As Asia ramps up its infrastructure, better filtration devices have become a necessity. With this trend sure to continue, nonwovens makers targeting filtration are investing rapidly in the region. In the past 12 months, H&V, Ahlstrom, Freudenberg and Andrew Industries are just a few of the companies expanding in the East, looking to support current customers heading there and attracting new ones.
A longtime leader in the filtration market, H&V has continued to focus on expanding its product offerings while broadening its global footprint. Recent investments include a new line at its Suzhou, China, facility, a new joint venture operation in India, additional glass capacity in the U.K., and a new European meltblown line.
Josh Ayer, vice president and managing director of Asia-Pacific, says he sees the total market growing in Chinese auto manufacturing and heavy-duty equipment manufacturing—both key end users of H&V’s filtration media. “H&V’s approach of producing in China for Chinese customers and for international companies based in China has helped us build our business,” he explains.
H&V currently operates a site in Suzhou, China where it is adding a new paper machine capable of producing filter media for engine and industrial applications. Coming onstream by the end of the year, this line will be H&V’s largest globally and will be designed with the full capabilities needed to serve the growing China and Asia Pacific market with high quality, performance-based products.

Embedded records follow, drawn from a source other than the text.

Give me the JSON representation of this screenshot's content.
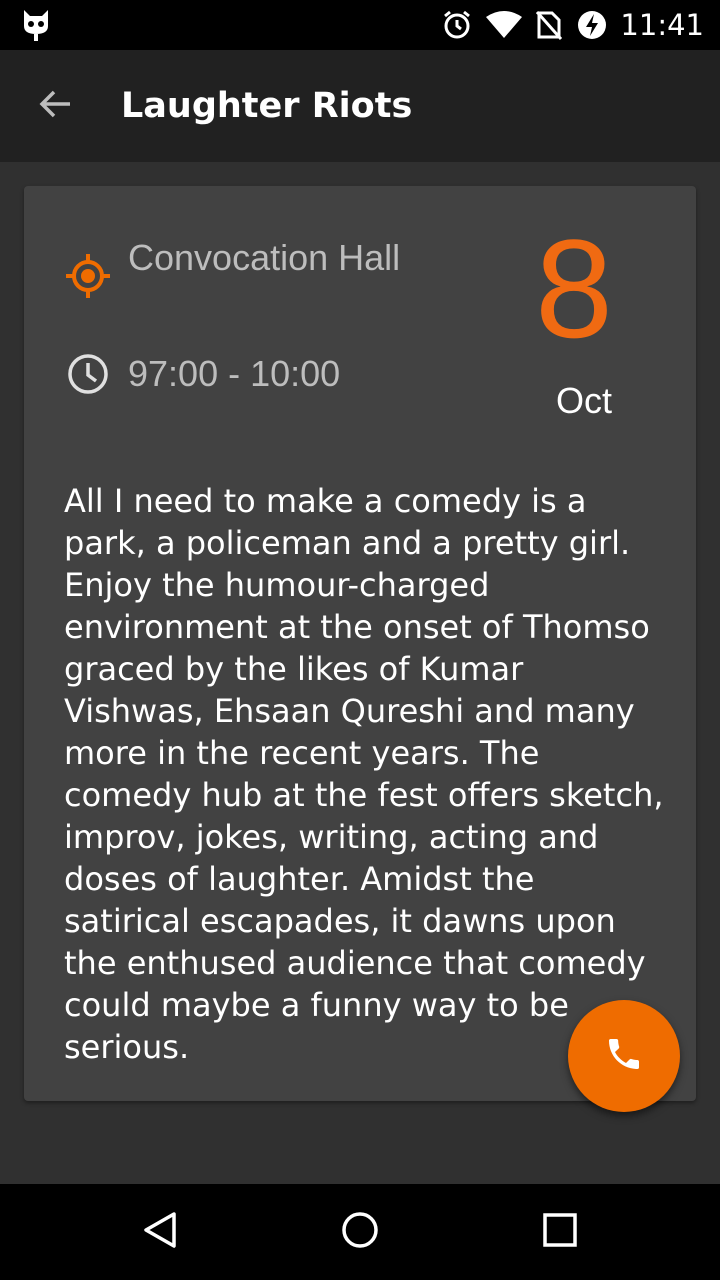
{
  "status_bar": {
    "time": "11:41",
    "icons": [
      "cat-app-icon",
      "alarm-icon",
      "wifi-icon",
      "no-sim-icon",
      "battery-charging-icon"
    ]
  },
  "app_bar": {
    "title": "Laughter Riots",
    "back_icon": "arrow-back-icon"
  },
  "event": {
    "venue": "Convocation Hall",
    "time_range": "97:00 - 10:00",
    "day": "8",
    "month": "Oct",
    "description": "All I need to make a comedy is a park, a policeman and a pretty girl. Enjoy the humour-charged environment at the onset of Thomso graced by the likes of Kumar Vishwas, Ehsaan Qureshi and many more in the recent years. The comedy hub at the fest offers sketch, improv, jokes, writing, acting and doses of laughter. Amidst the satirical escapades, it dawns upon the enthused audience that comedy could maybe a funny way to be serious."
  },
  "fab": {
    "icon": "phone-icon"
  },
  "nav_bar": {
    "icons": [
      "back-triangle-icon",
      "home-circle-icon",
      "recents-square-icon"
    ]
  },
  "colors": {
    "accent": "#ef6c00",
    "date_accent": "#f06a12",
    "background": "#303030",
    "card": "#424242",
    "app_bar": "#212121"
  }
}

In the engine filtration area, Ayer states that, “Chinese customers have outgrown local quality. The EPA in China is stronger and tougher in many cases than in the U.S. China has a five-year plan mandating increased fuel efficiency. H&V sells high end products in China so the Chinese market is beginning to look like the U.S. and European market. We believe increased demand for high quality products is a benefit for H&V.”
In June, H&V said it would form a joint venture with Nath Group to build a new mill in India. This new site will be able to make engine filter media as well as selected products in the HVAC filtration market in response to demand for high quality filtration products in the country. Also in Asia, H&V is adding a new paper machine able to make filter media for engine and industrial filtration applications. H&V has operated the plant in Suzhou since 2008.

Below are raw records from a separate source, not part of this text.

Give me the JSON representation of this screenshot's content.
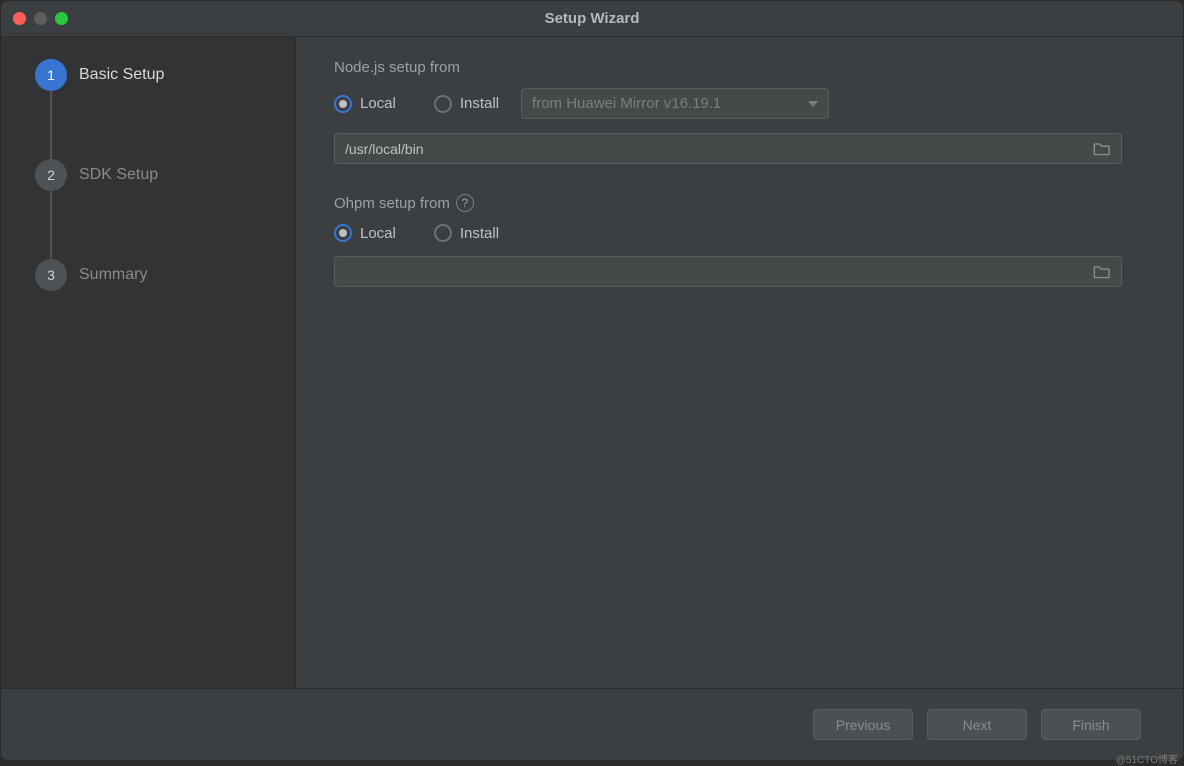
{
  "window": {
    "title": "Setup Wizard"
  },
  "sidebar": {
    "steps": [
      {
        "num": "1",
        "label": "Basic Setup",
        "active": true
      },
      {
        "num": "2",
        "label": "SDK Setup",
        "active": false
      },
      {
        "num": "3",
        "label": "Summary",
        "active": false
      }
    ]
  },
  "main": {
    "nodejs": {
      "heading": "Node.js setup from",
      "options": {
        "local": "Local",
        "install": "Install"
      },
      "selected": "local",
      "mirror_dropdown": "from Huawei Mirror v16.19.1",
      "path": "/usr/local/bin"
    },
    "ohpm": {
      "heading": "Ohpm setup from",
      "options": {
        "local": "Local",
        "install": "Install"
      },
      "selected": "local",
      "path": ""
    }
  },
  "footer": {
    "previous": "Previous",
    "next": "Next",
    "finish": "Finish"
  },
  "watermark": "@51CTO博客"
}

Ahlstrom has also had a filtration presence in Asia for some time but its priorities there have shifted in recent months. The company sold its Wuxi, China-based dust filtration assets to Andrew Industries as part of a global exodus from this business but it continues to operate a site in Binzhou, which it acquired from Shandong Puri Filter and Paper Products in September 2010. “As Asia remains one of our key strategic regions, the acquisition of Shandong Puri Filter and Paper Products, which was confirmed in September 2010, has strengthened our position as a global leader in filter media manufacturing,” says spokeswoman Noora Blasi. ”The operation has gone well, and now, with operations in all the main regions, we are well positioned to serve our customers with global reach with local assets.”
Meanwhile, Andrew Industries, in addition to its Ahlstrom acquisition, has been beefing up its Chinese dust filtration business, called China Felt, for the last several years and is reporting 10-15% growth in this arm of its business, despite fierce competition. “The demand for dust filtration products continues to grow and new competitors have entered the market in the past couple of years,” says John Lewis, president of U.S.-based Southern Felt, an Andrew subsidiary.
Beyond dust filtration, executives hope the Wuxi assets will allow it to venture into some liquid filtration markets. Additionally, the company plans to add some needlepunching operations to the site to broaden its supply base in China.
Beyond China, the group is also establishing an Indian facility. While this site won’t make nonwovens initially—but will instead focus on roll good distribution and converting—eventually needlepunching capabilities will be added.